Last Sunday’s February edition of our free family-friendly series “Out of Leftovers” at Symphony Space (Bar Thalia) was special for at least two reasons:
First, we experimented with modifying our format by inserting student performances into the program, alternating between the younger generation and the (slightly) older. By doing so, we gave kids a platform to perform in front of a very informal and friendly audience, and for us adults, it was an opportunity to see once again our beginnings and marvel at the traditions growing into the future. This alternating current of music also made the whole experience more carefree — we were performing for each other, building on each other. It was wonderful to see 5-year old CK and 8-year old YK make their Symphony Space debuts. As the daylight hours get longer, I will definitely look to having more student performances interspersed with “Leftovers” programs. (Families with kids, please contact me to sign up as slots are limited!)

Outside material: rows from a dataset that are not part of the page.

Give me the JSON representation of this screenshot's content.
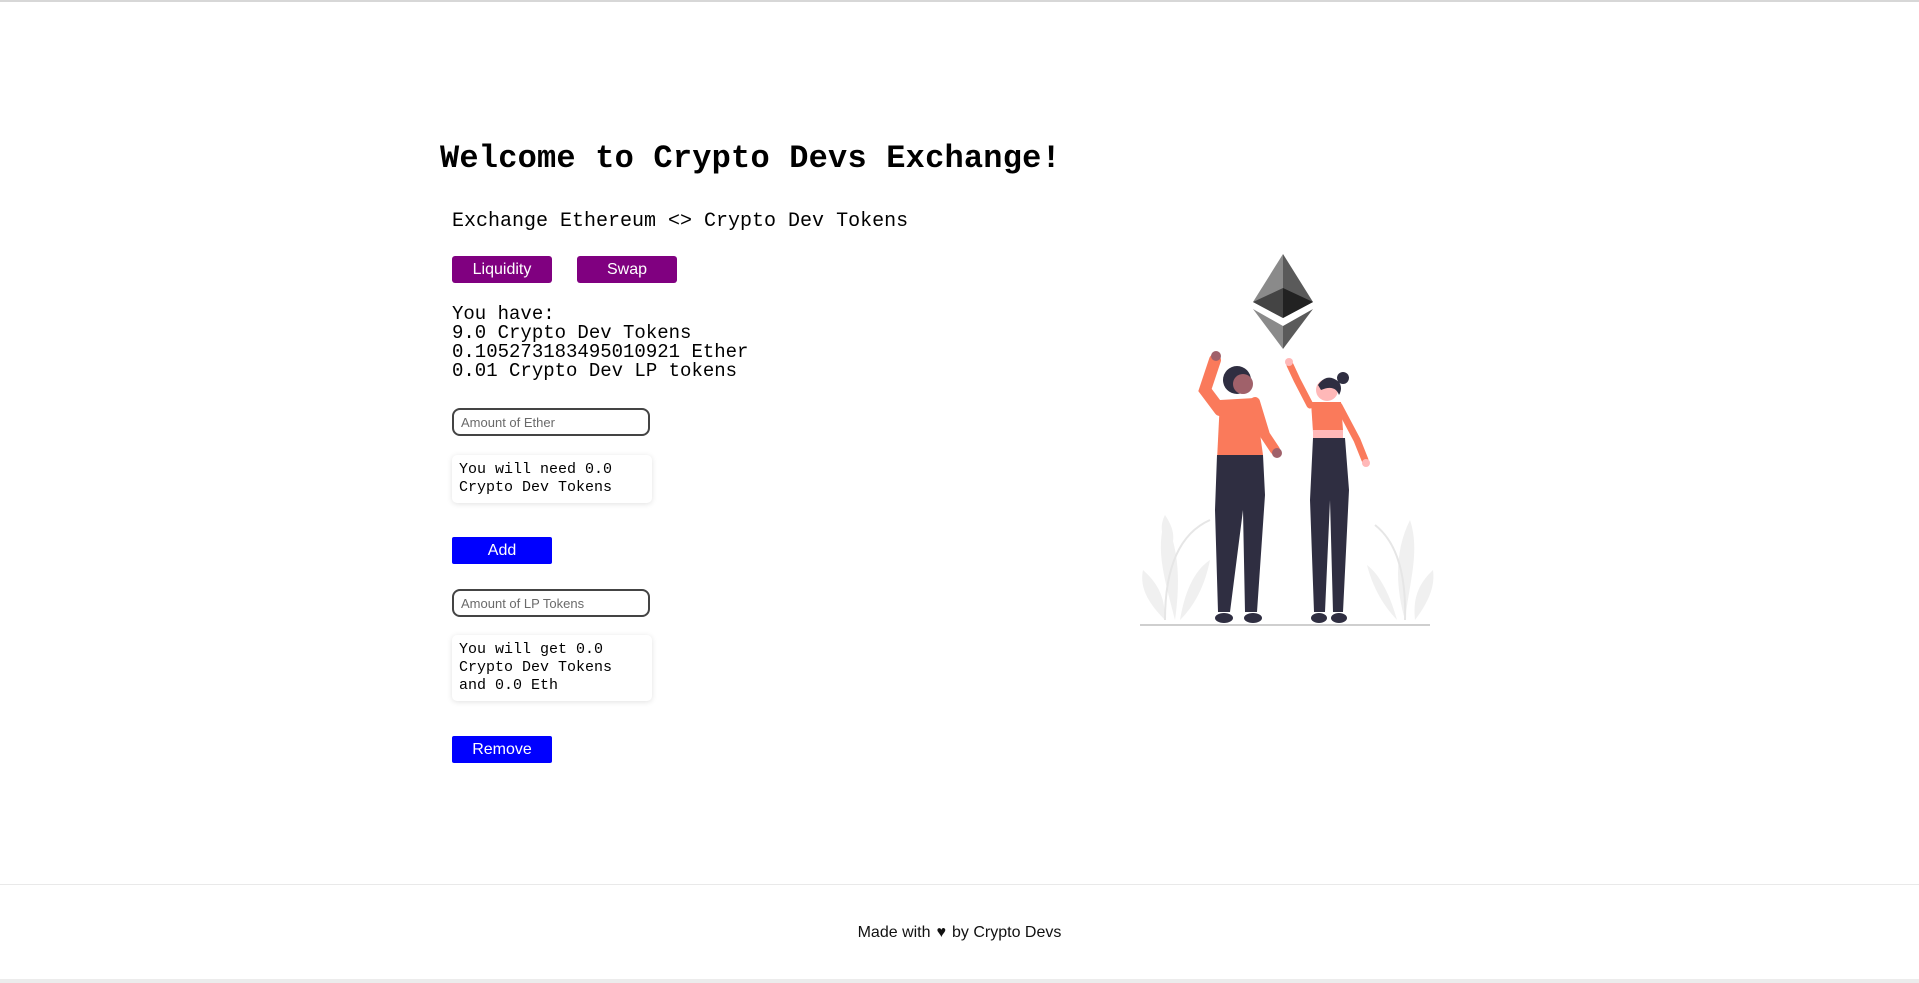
{
  "header": {
    "title": "Welcome to Crypto Devs Exchange!",
    "description": "Exchange Ethereum <> Crypto Dev Tokens"
  },
  "tabs": {
    "liquidity_label": "Liquidity",
    "swap_label": "Swap"
  },
  "balances": {
    "heading": "You have:",
    "crypto_dev_tokens": "9.0 Crypto Dev Tokens",
    "ether": "0.105273183495010921 Ether",
    "lp_tokens": "0.01 Crypto Dev LP tokens"
  },
  "add_liquidity": {
    "ether_placeholder": "Amount of Ether",
    "need_text": "You will need 0.0 Crypto Dev Tokens",
    "add_label": "Add"
  },
  "remove_liquidity": {
    "lp_placeholder": "Amount of LP Tokens",
    "get_text": "You will get 0.0 Crypto Dev Tokens and 0.0 Eth",
    "remove_label": "Remove"
  },
  "footer": {
    "made_with": "Made with",
    "by": "by Crypto Devs",
    "heart_icon": "heart-icon"
  },
  "colors": {
    "tab_button": "#800080",
    "action_button": "#0000ff",
    "person_shirt": "#fa7a5b",
    "person_pants": "#2f2e41"
  }
}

The other experiment was more subtle — we performed a program almost exclusively of African American music but did not promote it as such. This was in response to reflections and sentiments shared by my African American friends & colleagues, who have on many occasions expressed concerns that their origins have become a marketing plot, and that they’re only asked to perform during Black History Month (February). I did not intend to create a program in celebration of Black History Month initially, but the opportunity became irresistible when my original collaborator for February had to withdraw at last minute due to a family matter. I was always very curious about music by African Americans composers, but did not feel somehow permitted to perform it — or even knew where to start looking.
For repertoire, I reached out to my longtime friend Curtis Stewart of the PubliQuartet for his suggestions, much of which we were able to include for a program labeled, simply “Out of Leftovers — American Music”. Though I listed all of the composers (Chevalier de St. Georges, George Walker, Florence Price, William Grant Still) in the promo and at the show, I did not single them out for being African-American, neither in the promotion nor during the concert itself — instead I focused on their achievements.
Thinking about it after the show, it felt like I missed a opportunity to teach the audience something about the African American experience — but I did not feel very well versed in the subject, and didn’t want to mess anything up. Additionally, the main idea was simply to be inclusive to any person who was curious about the wider context of American music, and to let the music speak for itself. Certainly this is the ideal way to experience my own music — not starting with the place where I was born, but the people I’ve studied with, learned from and collaborated with.
Our audience, young and old, loved it all, and I can’t wait to play this program again — and to build upon it – for a future date — and it might not be in February next time around, either!
I’m very grateful to violinists Ariana Kim and Guillaume Pirard, and cellist Valeriya Sholokhova, for taking this journey with me.
The next “Leftovers” are on March 8! See here for more info.